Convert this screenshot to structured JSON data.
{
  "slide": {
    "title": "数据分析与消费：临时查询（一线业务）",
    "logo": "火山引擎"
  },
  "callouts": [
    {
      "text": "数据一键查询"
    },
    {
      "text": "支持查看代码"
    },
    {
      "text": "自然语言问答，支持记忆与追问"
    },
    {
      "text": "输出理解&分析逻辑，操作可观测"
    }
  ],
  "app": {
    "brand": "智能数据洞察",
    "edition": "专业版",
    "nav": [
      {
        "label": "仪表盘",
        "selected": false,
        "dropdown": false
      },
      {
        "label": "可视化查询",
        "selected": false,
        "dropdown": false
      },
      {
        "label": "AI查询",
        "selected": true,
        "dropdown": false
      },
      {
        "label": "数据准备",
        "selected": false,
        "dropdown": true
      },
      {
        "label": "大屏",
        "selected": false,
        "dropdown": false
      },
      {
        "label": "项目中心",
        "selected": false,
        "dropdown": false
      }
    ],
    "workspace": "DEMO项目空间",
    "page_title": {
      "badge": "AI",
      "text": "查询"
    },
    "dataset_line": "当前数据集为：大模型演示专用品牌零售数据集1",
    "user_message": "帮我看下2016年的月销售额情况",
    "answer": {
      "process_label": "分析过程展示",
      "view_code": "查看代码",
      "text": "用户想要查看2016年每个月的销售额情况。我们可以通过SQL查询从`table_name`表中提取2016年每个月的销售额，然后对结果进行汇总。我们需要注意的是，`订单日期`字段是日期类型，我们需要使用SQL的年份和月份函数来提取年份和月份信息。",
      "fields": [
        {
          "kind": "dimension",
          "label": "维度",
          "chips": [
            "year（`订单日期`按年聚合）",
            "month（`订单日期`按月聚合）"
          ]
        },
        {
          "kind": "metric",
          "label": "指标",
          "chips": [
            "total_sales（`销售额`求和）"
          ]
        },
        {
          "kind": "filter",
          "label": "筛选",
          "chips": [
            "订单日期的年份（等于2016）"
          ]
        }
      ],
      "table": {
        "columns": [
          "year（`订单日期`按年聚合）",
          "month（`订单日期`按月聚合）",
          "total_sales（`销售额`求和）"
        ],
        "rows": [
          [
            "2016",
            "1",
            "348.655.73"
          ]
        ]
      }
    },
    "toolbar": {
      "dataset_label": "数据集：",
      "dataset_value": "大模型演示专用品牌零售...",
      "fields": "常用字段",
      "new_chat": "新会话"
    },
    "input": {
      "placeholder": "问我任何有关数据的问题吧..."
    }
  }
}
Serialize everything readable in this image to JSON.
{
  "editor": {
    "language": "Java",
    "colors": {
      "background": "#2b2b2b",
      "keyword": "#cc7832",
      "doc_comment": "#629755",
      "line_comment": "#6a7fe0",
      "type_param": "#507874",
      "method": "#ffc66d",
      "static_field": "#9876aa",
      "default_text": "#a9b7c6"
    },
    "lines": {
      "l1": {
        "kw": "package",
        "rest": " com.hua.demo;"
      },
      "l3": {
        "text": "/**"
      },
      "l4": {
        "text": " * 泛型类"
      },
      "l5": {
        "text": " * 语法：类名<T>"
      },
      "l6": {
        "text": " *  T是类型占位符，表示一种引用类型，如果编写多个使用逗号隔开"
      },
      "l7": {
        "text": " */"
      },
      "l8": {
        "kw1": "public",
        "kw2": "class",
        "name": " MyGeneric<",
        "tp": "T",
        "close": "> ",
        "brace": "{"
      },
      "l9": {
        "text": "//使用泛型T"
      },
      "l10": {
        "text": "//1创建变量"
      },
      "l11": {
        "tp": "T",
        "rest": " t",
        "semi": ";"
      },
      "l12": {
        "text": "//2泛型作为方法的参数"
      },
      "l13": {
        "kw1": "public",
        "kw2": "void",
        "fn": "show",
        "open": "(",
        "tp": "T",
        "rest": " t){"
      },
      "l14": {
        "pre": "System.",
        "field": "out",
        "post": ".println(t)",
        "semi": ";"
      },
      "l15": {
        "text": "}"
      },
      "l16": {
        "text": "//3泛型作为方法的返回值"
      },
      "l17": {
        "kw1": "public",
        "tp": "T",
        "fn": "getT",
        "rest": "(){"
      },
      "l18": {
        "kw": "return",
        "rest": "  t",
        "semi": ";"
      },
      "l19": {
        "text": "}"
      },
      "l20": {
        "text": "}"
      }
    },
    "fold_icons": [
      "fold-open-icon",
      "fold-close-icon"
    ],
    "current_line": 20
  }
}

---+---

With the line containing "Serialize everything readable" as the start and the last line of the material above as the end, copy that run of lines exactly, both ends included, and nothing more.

Serialize everything readable in this image to JSON.
{
  "editor": {
    "language": "Java",
    "colors": {
      "background": "#2b2b2b",
      "keyword": "#cc7832",
      "doc_comment": "#629755",
      "line_comment": "#6a7fe0",
      "type_param": "#507874",
      "method": "#ffc66d",
      "static_field": "#9876aa",
      "default_text": "#a9b7c6"
    },
    "lines": {
      "l1": {
        "kw": "package",
        "rest": " com.hua.demo;"
      },
      "l3": {
        "text": "/**"
      },
      "l4": {
        "text": " * 泛型类"
      },
      "l5": {
        "text": " * 语法：类名<T>"
      },
      "l6": {
        "text": " *  T是类型占位符，表示一种引用类型，如果编写多个使用逗号隔开"
      },
      "l7": {
        "text": " */"
      },
      "l8": {
        "kw1": "public",
        "kw2": "class",
        "name": " MyGeneric<",
        "tp": "T",
        "close": "> ",
        "brace": "{"
      },
      "l9": {
        "text": "//使用泛型T"
      },
      "l10": {
        "text": "//1创建变量"
      },
      "l11": {
        "tp": "T",
        "rest": " t",
        "semi": ";"
      },
      "l12": {
        "text": "//2泛型作为方法的参数"
      },
      "l13": {
        "kw1": "public",
        "kw2": "void",
        "fn": "show",
        "open": "(",
        "tp": "T",
        "rest": " t){"
      },
      "l14": {
        "pre": "System.",
        "field": "out",
        "post": ".println(t)",
        "semi": ";"
      },
      "l15": {
        "text": "}"
      },
      "l16": {
        "text": "//3泛型作为方法的返回值"
      },
      "l17": {
        "kw1": "public",
        "tp": "T",
        "fn": "getT",
        "rest": "(){"
      },
      "l18": {
        "kw": "return",
        "rest": "  t",
        "semi": ";"
      },
      "l19": {
        "text": "}"
      },
      "l20": {
        "text": "}"
      }
    },
    "fold_icons": [
      "fold-open-icon",
      "fold-close-icon"
    ],
    "current_line": 20
  }
}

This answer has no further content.